-- THE PROBLEM --
Pull from the data below each line where the word "this" occurs, and copy it.

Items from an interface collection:
__________

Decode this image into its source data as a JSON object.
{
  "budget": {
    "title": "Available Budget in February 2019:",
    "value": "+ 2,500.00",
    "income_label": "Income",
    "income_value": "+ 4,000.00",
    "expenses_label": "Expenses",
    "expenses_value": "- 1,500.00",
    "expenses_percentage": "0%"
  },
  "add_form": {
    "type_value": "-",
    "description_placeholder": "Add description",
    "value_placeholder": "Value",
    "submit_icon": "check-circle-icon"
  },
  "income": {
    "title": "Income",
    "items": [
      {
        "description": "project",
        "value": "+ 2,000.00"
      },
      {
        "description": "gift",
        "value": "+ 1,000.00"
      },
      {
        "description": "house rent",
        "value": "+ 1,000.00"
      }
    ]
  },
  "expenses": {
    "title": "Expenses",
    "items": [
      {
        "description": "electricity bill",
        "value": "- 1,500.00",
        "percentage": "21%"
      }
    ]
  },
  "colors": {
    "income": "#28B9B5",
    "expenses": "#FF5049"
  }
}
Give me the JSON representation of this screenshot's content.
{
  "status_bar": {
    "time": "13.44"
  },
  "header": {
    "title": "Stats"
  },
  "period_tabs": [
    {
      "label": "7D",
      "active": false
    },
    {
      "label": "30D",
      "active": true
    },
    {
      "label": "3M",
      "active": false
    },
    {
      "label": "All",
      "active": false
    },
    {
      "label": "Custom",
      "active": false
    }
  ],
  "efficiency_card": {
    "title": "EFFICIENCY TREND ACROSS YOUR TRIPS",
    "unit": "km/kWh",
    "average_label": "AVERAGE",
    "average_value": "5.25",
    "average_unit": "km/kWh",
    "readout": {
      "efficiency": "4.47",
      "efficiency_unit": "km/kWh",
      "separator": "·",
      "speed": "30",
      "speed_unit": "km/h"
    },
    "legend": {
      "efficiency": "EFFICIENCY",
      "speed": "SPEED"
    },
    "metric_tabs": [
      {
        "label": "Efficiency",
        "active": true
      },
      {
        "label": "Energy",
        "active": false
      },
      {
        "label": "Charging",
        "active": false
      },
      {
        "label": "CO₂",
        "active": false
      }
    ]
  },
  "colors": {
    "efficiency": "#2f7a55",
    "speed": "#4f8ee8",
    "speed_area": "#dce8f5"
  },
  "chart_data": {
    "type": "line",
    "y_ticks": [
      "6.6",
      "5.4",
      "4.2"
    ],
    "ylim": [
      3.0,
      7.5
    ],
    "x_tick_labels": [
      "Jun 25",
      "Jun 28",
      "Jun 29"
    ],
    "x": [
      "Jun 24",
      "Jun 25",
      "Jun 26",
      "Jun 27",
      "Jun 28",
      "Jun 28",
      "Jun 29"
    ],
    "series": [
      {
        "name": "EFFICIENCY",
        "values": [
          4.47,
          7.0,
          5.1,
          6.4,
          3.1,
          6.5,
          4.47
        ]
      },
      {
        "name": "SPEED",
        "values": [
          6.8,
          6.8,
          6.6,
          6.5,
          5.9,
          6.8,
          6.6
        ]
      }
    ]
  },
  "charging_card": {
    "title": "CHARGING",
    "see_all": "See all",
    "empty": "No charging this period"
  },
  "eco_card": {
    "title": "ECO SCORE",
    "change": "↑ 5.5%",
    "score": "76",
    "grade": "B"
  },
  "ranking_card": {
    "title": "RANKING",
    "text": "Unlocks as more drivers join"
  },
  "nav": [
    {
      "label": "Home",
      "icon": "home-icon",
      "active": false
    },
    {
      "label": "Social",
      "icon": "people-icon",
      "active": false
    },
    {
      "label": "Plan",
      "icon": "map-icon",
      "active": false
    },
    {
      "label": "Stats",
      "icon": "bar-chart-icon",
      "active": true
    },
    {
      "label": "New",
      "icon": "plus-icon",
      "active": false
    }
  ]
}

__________

-- SOLUTION --
Decode this image into its source data as a JSON object.
Give me the JSON representation of this screenshot's content.
    "empty": "No charging this period"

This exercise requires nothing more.